▶ WORK REQUIRED
The answer must be a single number: how many lines in the entries below contain the word "mention".

▶ AVAILABLE RECORDS

* * * * *

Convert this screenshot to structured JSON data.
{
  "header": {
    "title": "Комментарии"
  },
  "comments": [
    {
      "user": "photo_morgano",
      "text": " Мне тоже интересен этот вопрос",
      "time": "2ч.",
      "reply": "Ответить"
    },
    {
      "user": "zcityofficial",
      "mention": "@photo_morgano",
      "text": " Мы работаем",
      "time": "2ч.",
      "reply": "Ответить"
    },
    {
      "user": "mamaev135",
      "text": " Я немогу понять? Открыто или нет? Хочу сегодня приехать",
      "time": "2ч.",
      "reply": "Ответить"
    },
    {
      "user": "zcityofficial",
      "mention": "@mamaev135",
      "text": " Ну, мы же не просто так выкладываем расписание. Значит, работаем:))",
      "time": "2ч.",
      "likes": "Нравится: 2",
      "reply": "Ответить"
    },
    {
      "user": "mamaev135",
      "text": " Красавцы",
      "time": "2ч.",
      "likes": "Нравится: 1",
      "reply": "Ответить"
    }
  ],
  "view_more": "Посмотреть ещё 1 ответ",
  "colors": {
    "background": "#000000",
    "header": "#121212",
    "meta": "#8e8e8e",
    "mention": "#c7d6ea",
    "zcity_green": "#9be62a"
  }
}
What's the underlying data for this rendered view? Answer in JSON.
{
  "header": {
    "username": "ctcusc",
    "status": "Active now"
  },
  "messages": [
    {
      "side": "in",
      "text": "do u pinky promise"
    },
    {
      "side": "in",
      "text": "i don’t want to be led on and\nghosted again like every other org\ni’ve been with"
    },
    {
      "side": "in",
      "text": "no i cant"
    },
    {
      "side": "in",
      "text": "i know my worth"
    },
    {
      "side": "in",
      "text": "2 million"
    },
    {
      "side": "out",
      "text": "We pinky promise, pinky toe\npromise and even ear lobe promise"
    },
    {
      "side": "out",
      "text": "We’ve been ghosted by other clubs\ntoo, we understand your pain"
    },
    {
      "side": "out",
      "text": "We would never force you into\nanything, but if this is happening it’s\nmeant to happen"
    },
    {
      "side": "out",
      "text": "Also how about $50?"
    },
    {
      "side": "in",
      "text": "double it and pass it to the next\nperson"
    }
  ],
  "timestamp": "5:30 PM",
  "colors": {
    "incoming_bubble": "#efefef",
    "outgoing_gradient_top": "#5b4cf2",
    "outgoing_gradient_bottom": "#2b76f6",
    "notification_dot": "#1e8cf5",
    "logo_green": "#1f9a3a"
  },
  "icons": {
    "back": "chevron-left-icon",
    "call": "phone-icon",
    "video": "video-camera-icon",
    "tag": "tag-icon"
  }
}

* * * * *

▶ RESPONSE AREA
3